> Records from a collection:

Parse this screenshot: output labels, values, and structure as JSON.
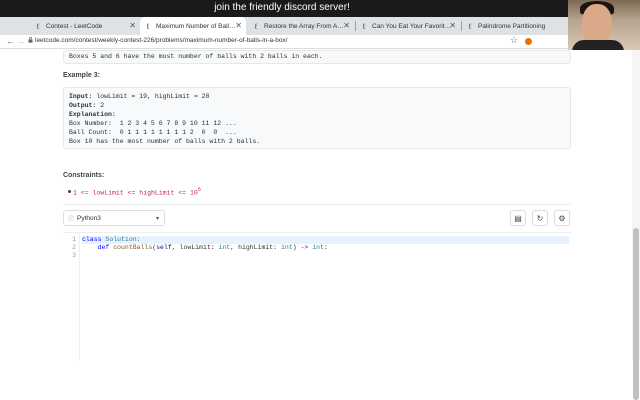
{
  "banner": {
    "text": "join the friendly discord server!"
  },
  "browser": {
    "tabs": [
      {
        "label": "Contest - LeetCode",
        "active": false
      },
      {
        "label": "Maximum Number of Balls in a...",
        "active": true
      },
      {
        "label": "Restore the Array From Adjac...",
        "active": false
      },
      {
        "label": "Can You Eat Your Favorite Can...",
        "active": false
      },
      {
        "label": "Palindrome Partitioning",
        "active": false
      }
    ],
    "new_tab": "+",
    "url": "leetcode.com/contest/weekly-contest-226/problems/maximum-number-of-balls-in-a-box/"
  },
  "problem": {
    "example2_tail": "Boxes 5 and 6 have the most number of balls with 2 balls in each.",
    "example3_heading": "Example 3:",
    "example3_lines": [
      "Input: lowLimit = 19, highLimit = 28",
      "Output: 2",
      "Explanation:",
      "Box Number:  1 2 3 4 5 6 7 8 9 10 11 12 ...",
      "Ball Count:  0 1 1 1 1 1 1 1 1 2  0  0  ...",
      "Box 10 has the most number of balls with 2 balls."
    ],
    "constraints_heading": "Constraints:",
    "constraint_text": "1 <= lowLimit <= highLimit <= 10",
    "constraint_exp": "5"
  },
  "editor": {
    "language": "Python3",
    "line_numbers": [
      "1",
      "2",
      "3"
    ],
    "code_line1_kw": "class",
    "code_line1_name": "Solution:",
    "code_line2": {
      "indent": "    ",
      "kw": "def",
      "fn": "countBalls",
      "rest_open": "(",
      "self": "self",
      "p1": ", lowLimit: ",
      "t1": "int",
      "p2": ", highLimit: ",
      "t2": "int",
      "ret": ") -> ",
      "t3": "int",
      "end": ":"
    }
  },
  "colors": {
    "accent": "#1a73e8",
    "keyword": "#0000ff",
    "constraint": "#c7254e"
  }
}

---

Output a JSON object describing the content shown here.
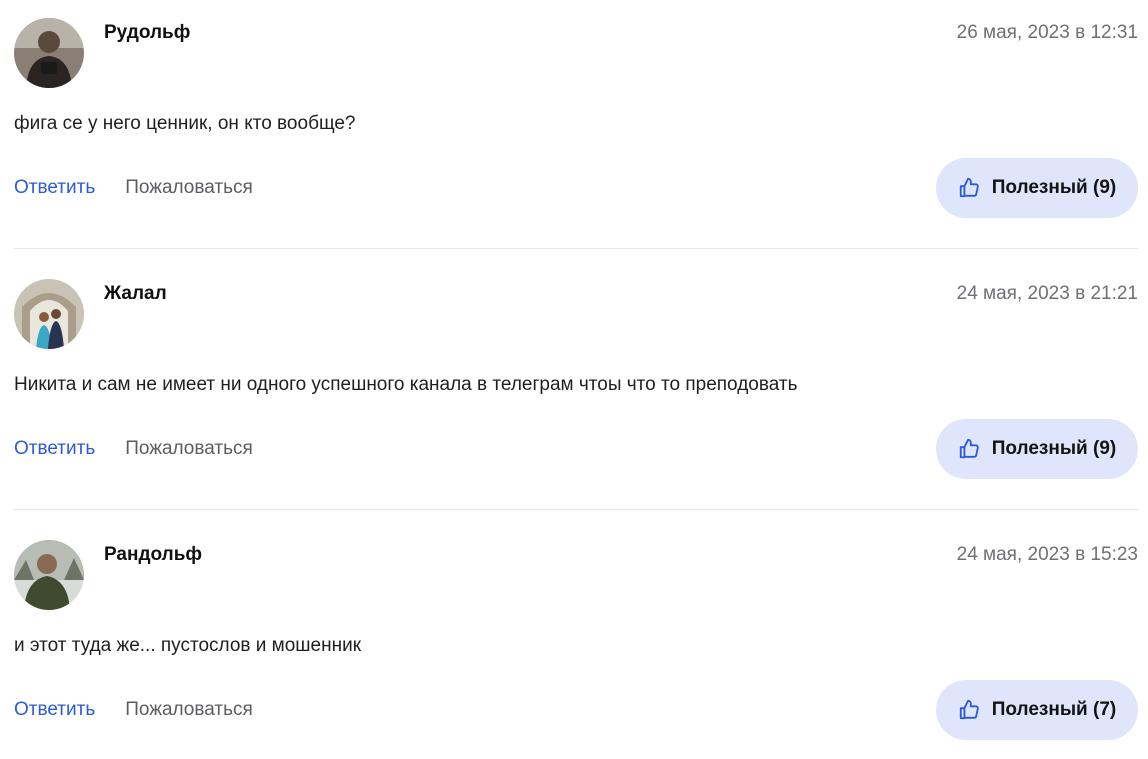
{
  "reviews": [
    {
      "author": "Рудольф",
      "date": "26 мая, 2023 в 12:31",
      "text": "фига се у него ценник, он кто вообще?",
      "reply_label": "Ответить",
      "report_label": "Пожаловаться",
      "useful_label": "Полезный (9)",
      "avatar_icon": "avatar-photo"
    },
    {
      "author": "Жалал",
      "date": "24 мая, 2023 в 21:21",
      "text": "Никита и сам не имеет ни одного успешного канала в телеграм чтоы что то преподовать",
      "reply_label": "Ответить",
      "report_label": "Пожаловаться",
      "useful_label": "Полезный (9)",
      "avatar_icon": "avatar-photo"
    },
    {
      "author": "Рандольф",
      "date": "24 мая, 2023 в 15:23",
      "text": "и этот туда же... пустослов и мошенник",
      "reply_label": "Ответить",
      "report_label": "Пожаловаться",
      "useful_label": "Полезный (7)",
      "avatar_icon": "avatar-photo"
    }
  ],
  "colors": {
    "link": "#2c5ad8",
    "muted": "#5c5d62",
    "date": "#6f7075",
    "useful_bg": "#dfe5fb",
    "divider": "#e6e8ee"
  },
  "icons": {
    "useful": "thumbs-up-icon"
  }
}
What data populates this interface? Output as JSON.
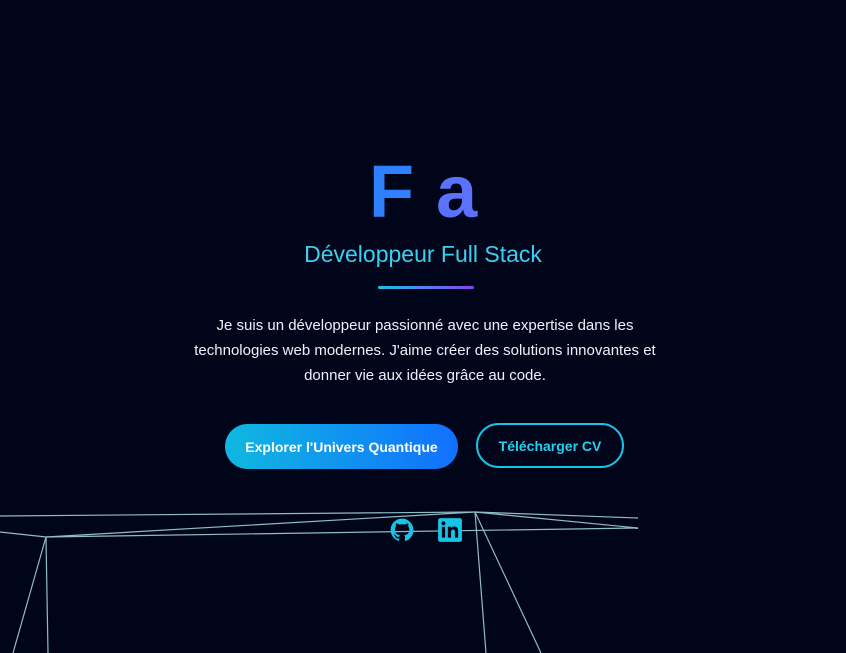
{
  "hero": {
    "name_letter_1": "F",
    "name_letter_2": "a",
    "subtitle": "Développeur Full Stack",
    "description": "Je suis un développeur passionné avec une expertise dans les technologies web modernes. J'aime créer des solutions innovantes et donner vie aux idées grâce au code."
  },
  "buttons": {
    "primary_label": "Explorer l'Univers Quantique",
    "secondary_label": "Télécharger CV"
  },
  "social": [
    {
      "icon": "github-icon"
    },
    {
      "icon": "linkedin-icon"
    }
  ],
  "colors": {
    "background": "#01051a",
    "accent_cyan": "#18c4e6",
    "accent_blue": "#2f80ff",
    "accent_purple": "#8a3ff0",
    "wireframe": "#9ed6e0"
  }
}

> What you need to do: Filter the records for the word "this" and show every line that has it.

> Task response:
Parse this screenshot: output labels, values, and structure as JSON.
What data populates this interface? Output as JSON.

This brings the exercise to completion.